One of the blogs I really enjoy, even though it’s very challenging, is White Courtesy Telephone. A post from their archives, which I recently found, has me thinking about cultural change efforts as essential to social and policy change, and what that understanding–that, to change the policies that impact our lives, we have to change how people feel, not just about those policies, but about the people we serve–would mean for the kind of advocacy campaigns I help organizations design and execute.
Do we need to make cultural change our goal, rather than policy change?
What kinds of strategies and inputs do we need to pull that off? And how well positioned are we to embark on that work, today?
This tension (not always that tense, but certainly there are currents there) is playing out today in the immigration policy world, where I still spend a fair amount of my time.
There are those who focus most of their efforts on promoting greater communication and mutual understanding between immigrants and others in the U.S. I have a ton of respect for their work and, indeed, I think that it can promote systems change (in schools, workplaces, local governments) directly connected to how immigrants experience social policies and, ultimately, to the quality of their lives.

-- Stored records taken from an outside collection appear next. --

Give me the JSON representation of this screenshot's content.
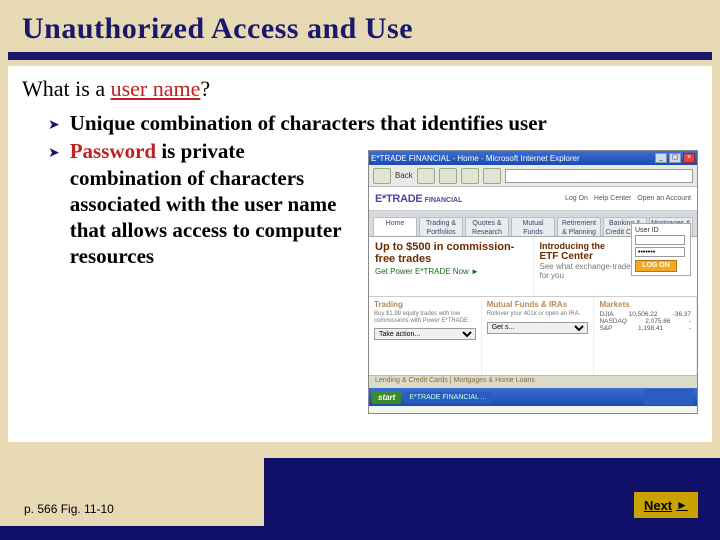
{
  "title": "Unauthorized Access and Use",
  "question_prefix": "What is a ",
  "question_highlight": "user name",
  "question_suffix": "?",
  "bullets": [
    {
      "text": "Unique combination of characters that identifies user",
      "narrow": false
    },
    {
      "text_pre": "",
      "hl": "Password",
      "text_post": " is private combination of characters associated with the user name that allows access to computer resources",
      "narrow": true
    }
  ],
  "screenshot": {
    "window_title": "E*TRADE FINANCIAL - Home - Microsoft Internet Explorer",
    "back_label": "Back",
    "logo": "E*TRADE",
    "logo_sub": "FINANCIAL",
    "hdr_links": [
      "Log On",
      "Help Center",
      "Open an Account"
    ],
    "tabs": [
      "Home",
      "Trading & Portfolios",
      "Quotes & Research",
      "Mutual Funds",
      "Retirement & Planning",
      "Banking & Credit Cards",
      "Mortgages & Home Equity"
    ],
    "promo_left_big": "Up to $500 in commission-free trades",
    "promo_left_cta": "Get Power E*TRADE Now ►",
    "promo_right_intro": "Introducing the",
    "promo_right_big": "ETF Center",
    "promo_right_sub": "See what exchange-traded funds can do for you",
    "login": {
      "title": "User ID",
      "value_user": "",
      "value_pass": "•••••••",
      "btn": "LOG ON"
    },
    "col1_h": "Trading",
    "col1_txt": "Buy $1.99 equity trades with low commissions with Power E*TRADE.",
    "col1_sel": "Take action...",
    "col2_h": "Mutual Funds & IRAs",
    "col2_txt": "Rollover your 401k or open an IRA.",
    "col2_sel": "Get s...",
    "col3_h": "Markets",
    "col3_rows": [
      [
        "DJIA",
        "10,506.22",
        "-36.37"
      ],
      [
        "NASDAQ",
        "2,075.66",
        "-"
      ],
      [
        "S&P",
        "1,198.41",
        "-"
      ]
    ],
    "strip": "Lending & Credit Cards    |    Mortgages & Home Loans",
    "start": "start",
    "task": "E*TRADE FINANCIAL ..."
  },
  "figref": "p. 566 Fig. 11-10",
  "next": "Next"
}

And then there are those of us more explicitly focused on legislative change, in our state legislatures, where we’re mostly playing defense, and in Congress, where the ongoing battle for comprehensive immigration reform challenges our capacity.
And, really, it shouldn’t be ‘either/or’, of course.
We need better policies, yesterday.
And, to get there, we need to change the conversations about the issues we care about, and to engage and activate latent supporters by cultivating a culture of solidarity and a climate of urgency.
But, as the blog post points out, in a context of limited resources, this is often framed as a trade-off, with organizations and causes forced to choose between long-term changes in how people view their issues and more immediate (although still, often, long-term) gains in the structures that govern our lives.
Where I come down, then, isn’t so much that we should be doing one and not the other.
We need marriage equality, in law, and we also need to celebrate cultures of inclusion and equity. We need strong childcare supports for working mothers, and we also need new cultural agreements about the role of women in society. We need well-funded public schools and a commitment to the public sphere. We need workable gun laws and a culture of nonviolence.
Yes, and yes, and yes.
I think the bigger question is where we should be intentionally focusing our energies, which comes down to what we see as the causal chain.
Do we view policy change as creating the conditions in which culture change is more likely to happen–desegregation leads to greater racial understanding, stricter DUI laws lead to new social norms about drinking and driving?
Or do we believe that we have to change how people think before we can expect to win changes in the law?
Where’s our target, and, then, how do we craft our strategies accordingly?
What’s going to get us there, most surely, given our shoestring capacities and the odds we face?
What’s the right goal and the right metric to go along with it?